The Media Democracy Survey tries to ascertain America's entertainment habits. It comes out every year, and this year's edition just went live. As you might image, the terrible economy played a major role in the way Americans went about their business this past year. In fact, it turns out that Americans now watch (well, watched in the past year) an average of 18 hours of TV per week, which is up from 16 hours from last year. And this is TV on TV, not Hulu or anything like that.
Let that sink in: 18 hours per week spent sitting on a couch, watching TV. That works out to a little more than 2.5 hours of TV per day if you want to average it out like that, which might not make too much sense. How many Americans will sit there all day on Sunday to watch the NFL? (I tend to watch at least one soccer game per week, typically the FC Barcelona one when it airs. So there's two hours right there.)
The story, though, is that Americans, strapped for cash, have returned to almighty TV to entertain themselves. It's cheap and it gets the job done. So that's not hard to understand.

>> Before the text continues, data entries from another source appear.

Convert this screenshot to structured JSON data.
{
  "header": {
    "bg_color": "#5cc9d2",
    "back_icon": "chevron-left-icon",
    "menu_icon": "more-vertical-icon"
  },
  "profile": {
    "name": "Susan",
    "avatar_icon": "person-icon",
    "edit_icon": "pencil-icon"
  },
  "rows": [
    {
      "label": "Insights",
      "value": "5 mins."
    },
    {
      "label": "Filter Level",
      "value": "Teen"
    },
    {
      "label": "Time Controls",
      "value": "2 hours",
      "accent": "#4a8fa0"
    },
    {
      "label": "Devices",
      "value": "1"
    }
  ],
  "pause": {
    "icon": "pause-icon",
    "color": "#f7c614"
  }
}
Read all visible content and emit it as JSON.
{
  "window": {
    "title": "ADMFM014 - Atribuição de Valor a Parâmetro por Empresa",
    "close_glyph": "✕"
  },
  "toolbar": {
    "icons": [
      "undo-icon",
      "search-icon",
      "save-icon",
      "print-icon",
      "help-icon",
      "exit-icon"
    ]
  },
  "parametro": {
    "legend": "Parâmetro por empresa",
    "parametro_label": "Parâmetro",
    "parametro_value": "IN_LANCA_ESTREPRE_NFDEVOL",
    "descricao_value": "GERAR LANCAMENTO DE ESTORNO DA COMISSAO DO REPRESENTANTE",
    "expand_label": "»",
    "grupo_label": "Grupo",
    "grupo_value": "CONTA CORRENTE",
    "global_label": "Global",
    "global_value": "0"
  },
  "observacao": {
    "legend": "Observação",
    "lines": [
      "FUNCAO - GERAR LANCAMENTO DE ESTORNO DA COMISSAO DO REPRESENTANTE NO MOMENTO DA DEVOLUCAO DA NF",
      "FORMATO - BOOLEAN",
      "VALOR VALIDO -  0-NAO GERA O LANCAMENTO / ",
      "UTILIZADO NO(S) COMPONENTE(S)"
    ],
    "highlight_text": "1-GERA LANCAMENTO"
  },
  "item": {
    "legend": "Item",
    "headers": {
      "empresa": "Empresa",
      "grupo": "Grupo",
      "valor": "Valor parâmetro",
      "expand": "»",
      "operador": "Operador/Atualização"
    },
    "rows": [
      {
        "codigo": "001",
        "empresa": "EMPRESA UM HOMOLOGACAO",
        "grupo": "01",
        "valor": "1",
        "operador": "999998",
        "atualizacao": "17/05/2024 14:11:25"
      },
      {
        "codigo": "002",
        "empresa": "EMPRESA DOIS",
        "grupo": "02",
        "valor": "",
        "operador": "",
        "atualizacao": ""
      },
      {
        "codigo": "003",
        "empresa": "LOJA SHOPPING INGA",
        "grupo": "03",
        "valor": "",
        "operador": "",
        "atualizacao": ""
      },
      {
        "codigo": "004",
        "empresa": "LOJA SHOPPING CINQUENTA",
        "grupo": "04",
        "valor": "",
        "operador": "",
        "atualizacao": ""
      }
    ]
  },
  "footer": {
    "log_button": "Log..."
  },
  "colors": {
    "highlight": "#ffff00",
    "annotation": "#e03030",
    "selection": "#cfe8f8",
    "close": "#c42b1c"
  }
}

The survey did touch on new forms of entertainment, including online entertainment consumption. Only 10 percent of Americans watch TV online (Hulu, downloads, etc.), but more and more people are buying video games, which is where I spend most of my entertainment hours. (New Dungeon Finder~!) And it's people between the ages of 27-43 who are the fastest growing segment of gamers. That's good news for Hollywood, provided it figures of digital distribution sometime before the year 3000: these people have money and they're not teenagers who will download a movie just for the hell of it. Hmm, people with money, willing to spend it… why try to reach them? Madness!
So yeah, that's about it. People were broke this year, so TV to the rescue. Not online TV, not fancy set-top box TV, but plain ol' TV.
Hopefully it's in HD!